Music is a big of part of any culture, and that’s doubly true in Arkansas. The mountain harmonies of the Ozarks and the longstanding blues tradition of the Delta—as well as the cultures and stories that gave birth to them—are honored at the Ozark Folk Center State Park and the Delta Cultural Center. Both venues also host live music performances; in the case of the Delta, there are festivals of blues and gospel; for the Ozarks, it’s a combination of folksy concerts and workshops.
Outdoor Adventures for Student Travel Groups
Of course, not every moment of your trip needs to be spent actively learning. Make time to get outdoors for some fun! In Arkansas, GPS-enabled geocaching is a high-tech twist on a treasure hunt.
For a bigger hit of adrenaline, Arkansas offers balloon rides by Balloon Little Rock and Little Rock Hot Air Balloon, a large number of zipline tours, and more hiking, biking, rock climbing, kayaking and canoeing than one group could possibly accomplish.
Arkansas hosts a variety of festivals. While each one comes with the usual attractions of onsite food, various competitions and assorted vendors, the main themes are definitely one-of-a kind: the World Championship Cardboard (Boat) Races in Heber Springs; Race For Sight Lawnmower Races in Pea Ridge; the Kudzu Festival and Chili Cook-Off in Helena; the Birdhouse Festival in Elaine; and the entirely porcine-themed Little Rock Bacon Fest.
It’s natural to have a good time in Arkansas.
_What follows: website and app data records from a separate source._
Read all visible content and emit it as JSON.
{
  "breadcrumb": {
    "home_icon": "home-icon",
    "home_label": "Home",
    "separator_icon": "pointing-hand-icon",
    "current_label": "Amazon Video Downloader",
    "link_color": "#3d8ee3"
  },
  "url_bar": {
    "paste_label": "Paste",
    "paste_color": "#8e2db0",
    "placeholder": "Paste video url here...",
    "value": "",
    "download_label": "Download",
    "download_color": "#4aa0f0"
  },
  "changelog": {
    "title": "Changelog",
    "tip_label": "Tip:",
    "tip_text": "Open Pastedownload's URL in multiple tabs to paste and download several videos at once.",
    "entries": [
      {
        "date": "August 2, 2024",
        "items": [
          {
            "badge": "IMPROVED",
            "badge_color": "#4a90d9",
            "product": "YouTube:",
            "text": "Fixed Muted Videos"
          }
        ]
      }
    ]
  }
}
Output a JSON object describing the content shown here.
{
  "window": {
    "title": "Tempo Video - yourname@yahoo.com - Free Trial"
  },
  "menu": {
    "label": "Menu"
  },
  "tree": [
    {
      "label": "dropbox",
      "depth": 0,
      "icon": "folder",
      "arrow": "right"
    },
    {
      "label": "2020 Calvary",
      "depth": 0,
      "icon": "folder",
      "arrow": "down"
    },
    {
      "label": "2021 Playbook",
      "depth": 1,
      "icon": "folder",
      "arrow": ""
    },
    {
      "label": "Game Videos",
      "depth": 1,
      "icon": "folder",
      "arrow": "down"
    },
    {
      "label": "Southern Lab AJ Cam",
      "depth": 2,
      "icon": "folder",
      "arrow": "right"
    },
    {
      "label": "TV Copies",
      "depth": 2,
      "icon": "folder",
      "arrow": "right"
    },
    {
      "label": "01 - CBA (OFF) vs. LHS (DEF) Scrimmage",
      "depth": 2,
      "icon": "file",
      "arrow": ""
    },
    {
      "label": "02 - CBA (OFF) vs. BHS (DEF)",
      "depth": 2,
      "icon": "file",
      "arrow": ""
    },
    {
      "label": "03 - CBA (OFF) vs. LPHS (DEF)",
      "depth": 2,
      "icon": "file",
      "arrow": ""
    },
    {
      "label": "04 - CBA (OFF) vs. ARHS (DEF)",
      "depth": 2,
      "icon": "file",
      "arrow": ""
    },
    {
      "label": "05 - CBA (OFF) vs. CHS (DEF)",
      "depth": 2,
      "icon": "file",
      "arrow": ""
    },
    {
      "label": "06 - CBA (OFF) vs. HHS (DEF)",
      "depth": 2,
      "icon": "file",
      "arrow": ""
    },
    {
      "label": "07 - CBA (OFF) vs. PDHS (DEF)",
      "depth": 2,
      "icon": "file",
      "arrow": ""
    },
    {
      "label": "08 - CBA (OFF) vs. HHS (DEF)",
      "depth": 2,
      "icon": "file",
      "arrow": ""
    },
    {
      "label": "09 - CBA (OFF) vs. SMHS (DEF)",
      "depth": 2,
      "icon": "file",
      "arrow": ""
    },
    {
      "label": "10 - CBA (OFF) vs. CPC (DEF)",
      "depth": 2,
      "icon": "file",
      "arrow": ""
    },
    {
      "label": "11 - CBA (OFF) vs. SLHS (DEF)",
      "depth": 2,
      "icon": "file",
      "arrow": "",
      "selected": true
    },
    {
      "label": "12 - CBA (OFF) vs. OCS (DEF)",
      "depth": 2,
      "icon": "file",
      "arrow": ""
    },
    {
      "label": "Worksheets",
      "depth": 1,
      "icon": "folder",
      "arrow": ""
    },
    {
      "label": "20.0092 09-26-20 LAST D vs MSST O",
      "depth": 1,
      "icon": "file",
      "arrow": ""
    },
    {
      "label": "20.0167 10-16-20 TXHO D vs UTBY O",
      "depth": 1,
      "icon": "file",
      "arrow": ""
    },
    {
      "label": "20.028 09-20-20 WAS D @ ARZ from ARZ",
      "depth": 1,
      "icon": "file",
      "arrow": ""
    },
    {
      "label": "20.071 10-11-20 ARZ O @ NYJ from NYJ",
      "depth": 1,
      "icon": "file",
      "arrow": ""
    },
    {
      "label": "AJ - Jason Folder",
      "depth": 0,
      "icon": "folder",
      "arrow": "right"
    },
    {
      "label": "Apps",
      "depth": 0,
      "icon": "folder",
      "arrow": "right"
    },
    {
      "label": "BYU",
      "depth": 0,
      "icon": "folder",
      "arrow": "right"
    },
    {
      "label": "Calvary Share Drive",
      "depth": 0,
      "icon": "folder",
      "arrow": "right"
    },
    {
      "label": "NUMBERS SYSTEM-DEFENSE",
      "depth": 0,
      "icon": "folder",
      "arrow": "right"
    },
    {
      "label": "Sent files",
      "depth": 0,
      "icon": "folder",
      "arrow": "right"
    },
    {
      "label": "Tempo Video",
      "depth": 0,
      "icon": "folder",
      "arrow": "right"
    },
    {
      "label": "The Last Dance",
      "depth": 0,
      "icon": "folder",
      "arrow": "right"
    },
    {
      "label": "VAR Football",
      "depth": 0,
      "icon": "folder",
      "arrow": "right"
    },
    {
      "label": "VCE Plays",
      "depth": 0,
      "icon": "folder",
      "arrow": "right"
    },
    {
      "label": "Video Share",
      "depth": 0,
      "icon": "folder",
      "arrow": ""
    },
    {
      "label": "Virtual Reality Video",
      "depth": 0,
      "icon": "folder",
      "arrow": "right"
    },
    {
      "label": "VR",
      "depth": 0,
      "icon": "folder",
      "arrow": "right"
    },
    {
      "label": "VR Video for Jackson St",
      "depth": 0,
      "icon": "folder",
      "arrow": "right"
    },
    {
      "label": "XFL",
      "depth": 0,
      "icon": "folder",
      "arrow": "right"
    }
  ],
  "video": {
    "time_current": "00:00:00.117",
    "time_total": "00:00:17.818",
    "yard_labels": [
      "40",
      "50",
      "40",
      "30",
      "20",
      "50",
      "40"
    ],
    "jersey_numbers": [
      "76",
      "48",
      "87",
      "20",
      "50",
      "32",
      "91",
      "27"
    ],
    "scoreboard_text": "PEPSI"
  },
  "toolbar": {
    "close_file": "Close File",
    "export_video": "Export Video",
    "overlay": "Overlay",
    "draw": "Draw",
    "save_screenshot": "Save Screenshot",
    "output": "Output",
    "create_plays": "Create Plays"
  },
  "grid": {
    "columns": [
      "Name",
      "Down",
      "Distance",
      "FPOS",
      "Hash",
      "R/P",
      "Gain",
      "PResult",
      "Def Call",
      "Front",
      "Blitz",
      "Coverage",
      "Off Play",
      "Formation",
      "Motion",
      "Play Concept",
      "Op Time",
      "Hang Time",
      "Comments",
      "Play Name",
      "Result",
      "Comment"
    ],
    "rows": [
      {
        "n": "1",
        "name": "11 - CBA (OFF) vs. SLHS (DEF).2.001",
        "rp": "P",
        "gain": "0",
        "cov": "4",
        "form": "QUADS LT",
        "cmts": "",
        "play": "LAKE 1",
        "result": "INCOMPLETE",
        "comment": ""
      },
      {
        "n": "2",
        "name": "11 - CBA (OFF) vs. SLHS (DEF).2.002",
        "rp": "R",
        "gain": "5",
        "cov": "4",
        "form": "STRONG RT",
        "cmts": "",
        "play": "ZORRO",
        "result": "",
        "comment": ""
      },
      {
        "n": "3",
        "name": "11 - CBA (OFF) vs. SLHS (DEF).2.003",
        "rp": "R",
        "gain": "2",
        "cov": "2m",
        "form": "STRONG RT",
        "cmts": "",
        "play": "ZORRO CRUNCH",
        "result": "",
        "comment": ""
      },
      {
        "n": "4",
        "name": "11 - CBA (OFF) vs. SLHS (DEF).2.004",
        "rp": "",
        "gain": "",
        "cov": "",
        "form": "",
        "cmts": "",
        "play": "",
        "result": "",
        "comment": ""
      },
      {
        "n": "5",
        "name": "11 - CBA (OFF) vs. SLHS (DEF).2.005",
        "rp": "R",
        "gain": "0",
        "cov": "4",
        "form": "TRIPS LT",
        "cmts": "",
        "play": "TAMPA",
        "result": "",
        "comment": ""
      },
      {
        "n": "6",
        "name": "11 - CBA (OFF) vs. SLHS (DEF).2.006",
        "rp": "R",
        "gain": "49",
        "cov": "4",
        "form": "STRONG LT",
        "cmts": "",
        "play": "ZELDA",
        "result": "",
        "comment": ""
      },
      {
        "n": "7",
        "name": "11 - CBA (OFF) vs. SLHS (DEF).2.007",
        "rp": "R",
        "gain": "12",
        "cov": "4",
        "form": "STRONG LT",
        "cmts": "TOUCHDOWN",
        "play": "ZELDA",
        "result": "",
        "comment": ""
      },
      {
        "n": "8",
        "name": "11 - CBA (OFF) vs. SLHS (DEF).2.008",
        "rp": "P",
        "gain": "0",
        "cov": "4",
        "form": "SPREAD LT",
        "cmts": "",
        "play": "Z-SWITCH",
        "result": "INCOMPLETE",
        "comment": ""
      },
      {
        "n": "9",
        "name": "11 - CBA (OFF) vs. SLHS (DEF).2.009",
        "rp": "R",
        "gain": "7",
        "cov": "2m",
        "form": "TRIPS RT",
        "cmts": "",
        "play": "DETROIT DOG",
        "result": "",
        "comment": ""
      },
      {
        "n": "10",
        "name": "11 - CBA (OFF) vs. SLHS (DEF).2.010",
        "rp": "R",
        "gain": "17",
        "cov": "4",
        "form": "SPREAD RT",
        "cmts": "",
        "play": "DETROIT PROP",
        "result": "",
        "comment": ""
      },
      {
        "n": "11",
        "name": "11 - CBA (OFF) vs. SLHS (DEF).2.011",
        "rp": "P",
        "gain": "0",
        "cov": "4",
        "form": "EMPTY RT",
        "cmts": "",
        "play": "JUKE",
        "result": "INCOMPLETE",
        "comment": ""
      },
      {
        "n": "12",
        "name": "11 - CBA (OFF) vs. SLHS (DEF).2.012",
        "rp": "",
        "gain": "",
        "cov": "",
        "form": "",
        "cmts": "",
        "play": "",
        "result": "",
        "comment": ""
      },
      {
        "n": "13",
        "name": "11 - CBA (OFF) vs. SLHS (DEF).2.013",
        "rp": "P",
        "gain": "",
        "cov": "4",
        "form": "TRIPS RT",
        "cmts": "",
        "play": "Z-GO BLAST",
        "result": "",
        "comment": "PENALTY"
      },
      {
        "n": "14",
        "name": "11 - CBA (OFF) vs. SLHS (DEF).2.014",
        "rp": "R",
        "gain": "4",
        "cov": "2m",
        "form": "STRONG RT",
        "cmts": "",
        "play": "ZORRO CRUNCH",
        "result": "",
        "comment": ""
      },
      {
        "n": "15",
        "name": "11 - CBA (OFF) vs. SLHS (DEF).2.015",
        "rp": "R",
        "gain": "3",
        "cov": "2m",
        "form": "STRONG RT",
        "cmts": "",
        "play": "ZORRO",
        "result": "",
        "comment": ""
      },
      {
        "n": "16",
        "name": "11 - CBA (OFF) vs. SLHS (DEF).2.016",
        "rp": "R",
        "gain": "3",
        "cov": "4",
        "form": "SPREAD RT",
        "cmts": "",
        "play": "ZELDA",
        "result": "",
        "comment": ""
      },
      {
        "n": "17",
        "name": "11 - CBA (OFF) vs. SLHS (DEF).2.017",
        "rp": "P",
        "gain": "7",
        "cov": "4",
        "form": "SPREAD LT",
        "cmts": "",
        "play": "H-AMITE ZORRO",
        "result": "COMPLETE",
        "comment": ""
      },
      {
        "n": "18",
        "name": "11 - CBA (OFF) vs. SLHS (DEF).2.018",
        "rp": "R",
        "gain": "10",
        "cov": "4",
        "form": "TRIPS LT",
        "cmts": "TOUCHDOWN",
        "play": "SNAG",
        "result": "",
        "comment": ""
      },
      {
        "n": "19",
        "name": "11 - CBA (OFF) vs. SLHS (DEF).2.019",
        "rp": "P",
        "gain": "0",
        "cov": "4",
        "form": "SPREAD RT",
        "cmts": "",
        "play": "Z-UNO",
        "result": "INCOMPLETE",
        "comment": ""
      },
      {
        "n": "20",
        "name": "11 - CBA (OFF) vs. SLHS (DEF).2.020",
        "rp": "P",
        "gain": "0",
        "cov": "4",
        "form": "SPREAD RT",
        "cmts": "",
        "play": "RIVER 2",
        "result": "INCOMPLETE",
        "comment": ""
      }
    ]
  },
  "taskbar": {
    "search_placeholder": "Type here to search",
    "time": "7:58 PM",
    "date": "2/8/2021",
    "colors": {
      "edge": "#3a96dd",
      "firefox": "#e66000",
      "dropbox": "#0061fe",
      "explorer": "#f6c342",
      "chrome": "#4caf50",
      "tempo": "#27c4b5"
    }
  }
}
What activities tailored to student travel groups would you add to our list? Let us know in the comments section below!